The bus also charges its battery every time it brakes, with kinetic energy being converted into electric energy, which is why the steep hills are useful.
John Birtwistle, project director for First, said feedback from the customers had been largely positive.
He said: "When the vehicle has been available for us it has performed well.
It is popular with drivers and with passengers and we have received some very good feedback from the relevant stakeholders.
"They like the fact it is quiet, it is a smooth ride and they like the fact it is environmentally-friendly. It seems a funny thing to say, but with passengers, if there is nothing to complain about, that is a good thing."
However, he said there had been problems getting new parts when the bus broke down, meaning it was off the road more often than the company would have liked.
But he said this was because the current vehicle was a prototype and that if First bought a fleet of hybrid buses then that would no longer be a problem.
First currently holds the contract for the park-and-ride services, but Bath and North East Somerset Council is about to put it back out for tender.

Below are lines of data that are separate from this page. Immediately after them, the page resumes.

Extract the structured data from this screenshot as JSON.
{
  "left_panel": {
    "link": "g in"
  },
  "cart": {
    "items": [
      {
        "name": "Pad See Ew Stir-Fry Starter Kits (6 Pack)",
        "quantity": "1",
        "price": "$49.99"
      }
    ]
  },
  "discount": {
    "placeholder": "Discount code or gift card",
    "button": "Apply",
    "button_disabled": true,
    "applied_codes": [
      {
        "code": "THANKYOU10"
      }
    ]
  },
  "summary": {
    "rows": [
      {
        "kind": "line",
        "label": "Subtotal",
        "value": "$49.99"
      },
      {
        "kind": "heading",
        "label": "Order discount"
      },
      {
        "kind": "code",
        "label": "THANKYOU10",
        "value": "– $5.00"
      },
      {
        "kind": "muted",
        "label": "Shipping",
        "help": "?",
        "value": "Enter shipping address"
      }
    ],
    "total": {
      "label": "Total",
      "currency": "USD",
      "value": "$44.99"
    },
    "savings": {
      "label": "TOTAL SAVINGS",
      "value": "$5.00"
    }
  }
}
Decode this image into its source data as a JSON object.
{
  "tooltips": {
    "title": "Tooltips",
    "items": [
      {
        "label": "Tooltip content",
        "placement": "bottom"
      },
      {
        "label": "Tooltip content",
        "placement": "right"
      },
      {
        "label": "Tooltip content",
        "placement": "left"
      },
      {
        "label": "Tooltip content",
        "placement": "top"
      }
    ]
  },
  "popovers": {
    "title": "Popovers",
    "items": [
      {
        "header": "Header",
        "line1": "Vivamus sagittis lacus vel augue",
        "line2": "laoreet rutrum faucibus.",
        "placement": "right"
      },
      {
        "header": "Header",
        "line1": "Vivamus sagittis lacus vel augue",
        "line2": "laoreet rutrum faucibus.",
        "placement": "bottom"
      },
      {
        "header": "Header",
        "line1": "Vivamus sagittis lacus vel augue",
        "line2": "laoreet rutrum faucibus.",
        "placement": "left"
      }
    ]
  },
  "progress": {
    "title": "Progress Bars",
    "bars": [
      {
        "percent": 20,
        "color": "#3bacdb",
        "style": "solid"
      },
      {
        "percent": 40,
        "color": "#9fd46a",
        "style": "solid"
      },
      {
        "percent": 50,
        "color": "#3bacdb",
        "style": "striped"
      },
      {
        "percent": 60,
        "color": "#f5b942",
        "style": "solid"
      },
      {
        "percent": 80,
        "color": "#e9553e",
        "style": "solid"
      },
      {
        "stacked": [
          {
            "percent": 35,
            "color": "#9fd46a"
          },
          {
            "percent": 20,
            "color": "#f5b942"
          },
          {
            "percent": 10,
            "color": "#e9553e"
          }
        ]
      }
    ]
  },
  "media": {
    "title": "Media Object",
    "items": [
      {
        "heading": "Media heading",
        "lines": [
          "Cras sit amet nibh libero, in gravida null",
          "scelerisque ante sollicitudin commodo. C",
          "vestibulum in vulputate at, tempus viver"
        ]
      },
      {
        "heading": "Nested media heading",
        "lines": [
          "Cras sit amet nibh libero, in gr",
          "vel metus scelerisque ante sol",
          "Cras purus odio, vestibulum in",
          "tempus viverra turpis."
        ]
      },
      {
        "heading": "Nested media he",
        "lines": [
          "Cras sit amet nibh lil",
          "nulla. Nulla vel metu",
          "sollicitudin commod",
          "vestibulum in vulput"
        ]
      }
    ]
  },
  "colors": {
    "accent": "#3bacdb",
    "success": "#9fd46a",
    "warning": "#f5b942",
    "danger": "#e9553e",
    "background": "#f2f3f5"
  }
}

One of the proposals First has put forward is for a fleet of eight hybrid buses to be used full-time on the routes, and a decision is due to be made over the next few months.
A spokeswoman for the company said hybrid buses cost around £275,000 each, compared to £175,000 for a normal bus, but that Government funding was available to help out with the price.
Councillor Roger Symonds (Lib Dem, Combe Down), the council's cabinet member for transport, supports the use of more environmentally-friendly buses.
He said: "As an historic city, and World Heritage Site, Bath faces a unique series of transport challenges.
"The council has been working with partners to test an innovative range of more sustainable, clean and energy efficient urban transport methods through the Civitas project, which will be important in helping us develop our transport strategy for the years ahead.
"We must maintain our city's historical past while building a strong economy for the area, making sure it's a business-friendly city as well as a place tourists want to visit."